(DIRECTIONS FOR THIS TASK):
In the entries below, identify every line with the string "humans" and copy it.

[TASK MATERIAL Boundary: Start]

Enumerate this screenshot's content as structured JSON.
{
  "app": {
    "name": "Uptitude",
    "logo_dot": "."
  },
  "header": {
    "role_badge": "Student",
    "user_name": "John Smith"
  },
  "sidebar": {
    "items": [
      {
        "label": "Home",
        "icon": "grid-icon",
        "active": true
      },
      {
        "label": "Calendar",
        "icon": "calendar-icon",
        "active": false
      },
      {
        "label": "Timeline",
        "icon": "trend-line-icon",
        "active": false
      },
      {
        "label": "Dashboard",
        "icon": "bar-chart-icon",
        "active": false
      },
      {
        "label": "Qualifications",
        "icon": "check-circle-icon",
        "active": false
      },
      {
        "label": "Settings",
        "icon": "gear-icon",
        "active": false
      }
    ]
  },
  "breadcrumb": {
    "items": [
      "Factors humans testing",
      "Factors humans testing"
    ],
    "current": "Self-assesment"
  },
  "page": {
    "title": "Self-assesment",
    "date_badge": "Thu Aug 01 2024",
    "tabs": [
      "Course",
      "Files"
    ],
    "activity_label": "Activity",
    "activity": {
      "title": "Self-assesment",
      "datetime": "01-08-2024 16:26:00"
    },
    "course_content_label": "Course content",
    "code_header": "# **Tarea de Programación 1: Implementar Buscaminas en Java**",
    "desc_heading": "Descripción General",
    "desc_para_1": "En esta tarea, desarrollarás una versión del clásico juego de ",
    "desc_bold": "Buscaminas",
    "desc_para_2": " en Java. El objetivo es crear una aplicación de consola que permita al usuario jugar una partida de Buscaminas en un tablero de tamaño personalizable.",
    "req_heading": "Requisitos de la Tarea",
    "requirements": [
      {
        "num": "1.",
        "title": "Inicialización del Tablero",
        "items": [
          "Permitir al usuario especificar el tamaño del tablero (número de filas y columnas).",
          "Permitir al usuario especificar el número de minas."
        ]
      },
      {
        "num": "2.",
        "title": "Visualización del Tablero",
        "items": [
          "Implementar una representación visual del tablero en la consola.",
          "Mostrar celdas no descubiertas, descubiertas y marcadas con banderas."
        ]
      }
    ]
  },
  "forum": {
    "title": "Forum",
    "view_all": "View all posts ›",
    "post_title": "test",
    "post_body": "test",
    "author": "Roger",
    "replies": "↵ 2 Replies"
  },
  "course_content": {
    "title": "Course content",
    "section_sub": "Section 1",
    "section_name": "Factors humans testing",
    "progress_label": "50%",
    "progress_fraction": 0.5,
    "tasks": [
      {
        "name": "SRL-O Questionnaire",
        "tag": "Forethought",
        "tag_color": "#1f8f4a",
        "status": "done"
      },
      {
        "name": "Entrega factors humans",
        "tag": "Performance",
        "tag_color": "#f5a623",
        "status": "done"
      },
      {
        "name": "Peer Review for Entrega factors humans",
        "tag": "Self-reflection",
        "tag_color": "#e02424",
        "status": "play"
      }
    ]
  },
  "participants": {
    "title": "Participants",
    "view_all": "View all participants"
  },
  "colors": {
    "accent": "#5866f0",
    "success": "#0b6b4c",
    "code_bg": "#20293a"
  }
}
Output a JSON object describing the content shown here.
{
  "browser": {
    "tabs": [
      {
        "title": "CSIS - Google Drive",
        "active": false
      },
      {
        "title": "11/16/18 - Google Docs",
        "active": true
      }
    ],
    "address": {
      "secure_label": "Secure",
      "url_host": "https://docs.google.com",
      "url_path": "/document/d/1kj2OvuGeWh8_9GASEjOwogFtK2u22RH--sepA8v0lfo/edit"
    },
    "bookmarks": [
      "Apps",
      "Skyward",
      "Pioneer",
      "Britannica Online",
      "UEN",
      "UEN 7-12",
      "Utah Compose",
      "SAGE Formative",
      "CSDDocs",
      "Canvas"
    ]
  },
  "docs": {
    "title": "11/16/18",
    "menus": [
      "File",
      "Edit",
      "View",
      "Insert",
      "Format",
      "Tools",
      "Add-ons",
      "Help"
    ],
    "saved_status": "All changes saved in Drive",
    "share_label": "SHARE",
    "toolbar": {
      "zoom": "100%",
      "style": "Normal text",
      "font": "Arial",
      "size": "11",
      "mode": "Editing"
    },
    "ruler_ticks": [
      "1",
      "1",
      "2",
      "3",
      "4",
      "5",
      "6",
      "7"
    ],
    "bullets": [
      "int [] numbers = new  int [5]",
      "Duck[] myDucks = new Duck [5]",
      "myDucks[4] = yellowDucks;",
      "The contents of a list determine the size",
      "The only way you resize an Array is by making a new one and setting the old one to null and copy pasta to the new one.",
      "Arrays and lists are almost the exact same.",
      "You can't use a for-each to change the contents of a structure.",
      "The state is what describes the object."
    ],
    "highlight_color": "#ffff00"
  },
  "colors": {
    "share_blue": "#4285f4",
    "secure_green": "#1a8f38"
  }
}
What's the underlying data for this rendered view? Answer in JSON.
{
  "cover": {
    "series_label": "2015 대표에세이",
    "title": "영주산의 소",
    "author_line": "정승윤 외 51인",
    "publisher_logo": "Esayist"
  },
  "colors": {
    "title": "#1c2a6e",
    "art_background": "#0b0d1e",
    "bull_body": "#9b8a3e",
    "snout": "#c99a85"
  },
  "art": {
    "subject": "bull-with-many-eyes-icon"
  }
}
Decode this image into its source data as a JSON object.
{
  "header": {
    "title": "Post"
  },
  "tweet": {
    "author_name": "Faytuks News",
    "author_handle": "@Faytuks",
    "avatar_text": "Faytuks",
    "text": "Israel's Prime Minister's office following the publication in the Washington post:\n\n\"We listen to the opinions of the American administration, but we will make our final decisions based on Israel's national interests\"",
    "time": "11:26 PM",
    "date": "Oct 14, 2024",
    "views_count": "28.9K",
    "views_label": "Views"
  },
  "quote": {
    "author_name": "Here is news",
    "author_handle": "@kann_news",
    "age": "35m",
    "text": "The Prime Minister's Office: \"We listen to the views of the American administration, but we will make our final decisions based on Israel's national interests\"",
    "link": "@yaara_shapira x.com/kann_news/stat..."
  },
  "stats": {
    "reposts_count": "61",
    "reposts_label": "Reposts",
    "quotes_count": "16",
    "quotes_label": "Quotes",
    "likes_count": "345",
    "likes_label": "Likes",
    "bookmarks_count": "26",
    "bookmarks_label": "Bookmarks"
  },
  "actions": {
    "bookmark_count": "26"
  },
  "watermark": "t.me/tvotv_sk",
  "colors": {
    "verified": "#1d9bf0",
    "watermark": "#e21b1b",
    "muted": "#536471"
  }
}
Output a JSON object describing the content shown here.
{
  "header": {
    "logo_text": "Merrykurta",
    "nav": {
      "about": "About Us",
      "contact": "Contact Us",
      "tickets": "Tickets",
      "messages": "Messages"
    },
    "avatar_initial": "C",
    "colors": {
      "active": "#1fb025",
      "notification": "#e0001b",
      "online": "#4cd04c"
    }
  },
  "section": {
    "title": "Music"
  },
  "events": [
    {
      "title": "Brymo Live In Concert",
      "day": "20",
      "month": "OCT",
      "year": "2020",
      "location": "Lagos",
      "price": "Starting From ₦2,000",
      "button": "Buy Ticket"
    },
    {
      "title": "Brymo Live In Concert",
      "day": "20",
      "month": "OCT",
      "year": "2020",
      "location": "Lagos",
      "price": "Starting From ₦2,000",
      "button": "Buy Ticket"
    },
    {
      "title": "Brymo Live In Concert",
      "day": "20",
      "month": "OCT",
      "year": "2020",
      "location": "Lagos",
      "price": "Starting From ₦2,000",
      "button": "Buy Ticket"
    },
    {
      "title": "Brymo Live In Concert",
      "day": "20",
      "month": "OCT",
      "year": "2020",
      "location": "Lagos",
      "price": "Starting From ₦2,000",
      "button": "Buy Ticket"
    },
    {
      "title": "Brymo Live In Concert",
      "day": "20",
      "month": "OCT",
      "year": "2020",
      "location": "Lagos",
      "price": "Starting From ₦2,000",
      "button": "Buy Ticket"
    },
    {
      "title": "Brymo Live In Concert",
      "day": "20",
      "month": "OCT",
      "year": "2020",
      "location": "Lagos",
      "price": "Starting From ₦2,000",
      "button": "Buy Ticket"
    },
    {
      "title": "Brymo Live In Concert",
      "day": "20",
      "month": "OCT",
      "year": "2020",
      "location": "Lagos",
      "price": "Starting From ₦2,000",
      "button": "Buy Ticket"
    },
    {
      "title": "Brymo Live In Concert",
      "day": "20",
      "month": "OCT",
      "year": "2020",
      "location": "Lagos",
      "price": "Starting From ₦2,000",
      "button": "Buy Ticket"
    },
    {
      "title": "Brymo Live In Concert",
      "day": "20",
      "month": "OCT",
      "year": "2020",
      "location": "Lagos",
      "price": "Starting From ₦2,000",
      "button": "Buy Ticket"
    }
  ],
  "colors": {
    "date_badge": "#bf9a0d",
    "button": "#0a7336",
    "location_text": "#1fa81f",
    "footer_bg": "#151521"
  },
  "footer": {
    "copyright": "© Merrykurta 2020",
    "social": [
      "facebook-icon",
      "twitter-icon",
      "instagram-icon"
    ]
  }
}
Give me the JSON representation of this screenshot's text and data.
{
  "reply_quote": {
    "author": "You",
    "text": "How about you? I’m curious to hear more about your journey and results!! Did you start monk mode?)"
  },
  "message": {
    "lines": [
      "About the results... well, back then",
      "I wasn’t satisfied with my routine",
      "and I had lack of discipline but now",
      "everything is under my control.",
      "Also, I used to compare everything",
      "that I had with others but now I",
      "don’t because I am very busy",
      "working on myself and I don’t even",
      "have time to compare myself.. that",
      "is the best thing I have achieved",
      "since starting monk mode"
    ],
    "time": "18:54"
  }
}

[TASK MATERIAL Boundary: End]

(RESPONSE AREA):
      "Factors humans testing",
      "Factors humans testing"
    "section_name": "Factors humans testing",
        "name": "Entrega factors humans",
        "name": "Peer Review for Entrega factors humans",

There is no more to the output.